Little by little, friendships are beginning to be established in Sydney. They are still tenuous, like the delicate roots of new pot plants. Marcus has invited me to breakfast. By the time I stumble from bed, find the restaurant and slide into my seat, Marcus has been to the gym and already had a preliminary breakfast with another friend of his. He has an hour before his next appointment. I gather that Marcus is something of a high achiever.
This is Sydney and it’s another glorious blue-sky morning. Ninety per-cent of the tables are positioned on a terrace under sun umbrellas. Business must be scant when it rains.
“How are you?” he asks solicitously. That is just the wrong question. I burst into tears. I turn my head away in shame and flap at my face with a tissue. But the crying will not be suppressed. After a very long few minutes of sobbing in a crowded restaurant in the middle of a sunny Saturday morning I dare to turn back to face Marcus. He is gazing back at me with a look of clear, unsentimental compassion. It sets me off all over again. Marcus reaches across the table, wipes the scattered strands of mascara from my cheek with his thumb and then strokes my face with his palm until I am calm.
“Lily, you have to love yourself through this.” I look at him, “ But I don’t know how to. Everything I’ve done with the best of intentions has ended up being disastrous. I loved Nick and he has destroyed me. That is what my love does.”
“Do you agree that love is an action?” asks Marcus. I nod. “Then the answer is to do kind and loving things for yourself.” “Oh my God!” I say, “I’ve never looked at it like that.” Suddenly I am inspired. “What do I do? How do I start?”

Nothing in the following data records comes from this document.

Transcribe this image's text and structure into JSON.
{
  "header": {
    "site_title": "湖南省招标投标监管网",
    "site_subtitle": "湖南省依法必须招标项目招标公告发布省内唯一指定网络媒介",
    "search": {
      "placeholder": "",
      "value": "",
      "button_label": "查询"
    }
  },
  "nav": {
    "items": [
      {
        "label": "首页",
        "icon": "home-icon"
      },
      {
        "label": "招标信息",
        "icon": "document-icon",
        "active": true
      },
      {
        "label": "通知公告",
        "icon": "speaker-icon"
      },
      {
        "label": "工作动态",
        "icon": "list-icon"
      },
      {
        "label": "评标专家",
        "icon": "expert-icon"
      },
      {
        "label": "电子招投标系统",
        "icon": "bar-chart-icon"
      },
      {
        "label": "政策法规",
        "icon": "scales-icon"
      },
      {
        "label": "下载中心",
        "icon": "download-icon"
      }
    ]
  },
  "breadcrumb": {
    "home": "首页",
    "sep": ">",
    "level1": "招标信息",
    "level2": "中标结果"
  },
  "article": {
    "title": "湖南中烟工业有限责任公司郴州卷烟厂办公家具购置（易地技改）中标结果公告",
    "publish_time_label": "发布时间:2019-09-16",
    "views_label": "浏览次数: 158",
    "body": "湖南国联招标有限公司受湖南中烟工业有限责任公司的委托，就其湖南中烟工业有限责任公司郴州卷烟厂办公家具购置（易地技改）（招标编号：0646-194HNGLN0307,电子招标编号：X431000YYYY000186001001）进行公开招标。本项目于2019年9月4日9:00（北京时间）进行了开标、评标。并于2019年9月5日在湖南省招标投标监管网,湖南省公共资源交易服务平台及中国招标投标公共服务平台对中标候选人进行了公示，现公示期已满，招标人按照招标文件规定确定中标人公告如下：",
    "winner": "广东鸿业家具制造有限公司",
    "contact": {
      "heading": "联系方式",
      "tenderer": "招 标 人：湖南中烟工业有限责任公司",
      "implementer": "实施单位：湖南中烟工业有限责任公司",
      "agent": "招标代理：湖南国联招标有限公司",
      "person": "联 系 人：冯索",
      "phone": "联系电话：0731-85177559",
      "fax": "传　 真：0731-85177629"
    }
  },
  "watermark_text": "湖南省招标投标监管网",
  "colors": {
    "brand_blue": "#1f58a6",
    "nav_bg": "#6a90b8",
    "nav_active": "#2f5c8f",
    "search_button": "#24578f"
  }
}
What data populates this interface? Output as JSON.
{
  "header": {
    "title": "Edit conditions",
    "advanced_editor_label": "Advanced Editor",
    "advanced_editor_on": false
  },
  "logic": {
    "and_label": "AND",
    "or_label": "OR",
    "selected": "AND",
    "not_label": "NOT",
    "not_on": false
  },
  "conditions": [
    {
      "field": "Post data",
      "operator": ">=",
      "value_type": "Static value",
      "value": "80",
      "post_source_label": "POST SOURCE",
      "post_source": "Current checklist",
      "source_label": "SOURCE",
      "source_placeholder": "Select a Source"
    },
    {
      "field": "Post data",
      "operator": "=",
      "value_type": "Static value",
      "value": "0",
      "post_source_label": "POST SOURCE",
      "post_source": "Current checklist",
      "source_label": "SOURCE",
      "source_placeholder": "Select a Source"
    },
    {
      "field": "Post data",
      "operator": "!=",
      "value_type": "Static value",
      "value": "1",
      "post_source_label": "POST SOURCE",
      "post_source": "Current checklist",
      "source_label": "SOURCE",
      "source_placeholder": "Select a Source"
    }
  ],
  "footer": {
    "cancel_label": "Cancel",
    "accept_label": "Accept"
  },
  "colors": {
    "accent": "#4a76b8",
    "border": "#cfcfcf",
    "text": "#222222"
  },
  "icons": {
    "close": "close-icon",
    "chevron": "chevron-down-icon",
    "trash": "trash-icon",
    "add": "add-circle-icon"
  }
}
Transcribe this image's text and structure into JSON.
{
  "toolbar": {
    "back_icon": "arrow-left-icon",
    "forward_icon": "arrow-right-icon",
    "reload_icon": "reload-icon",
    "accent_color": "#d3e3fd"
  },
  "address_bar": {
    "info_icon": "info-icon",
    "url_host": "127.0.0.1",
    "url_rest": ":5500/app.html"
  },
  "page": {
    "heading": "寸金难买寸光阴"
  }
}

“I want you to call me at eight a.m. every morning and tell me three loving actions that you are going to do for yourself today.”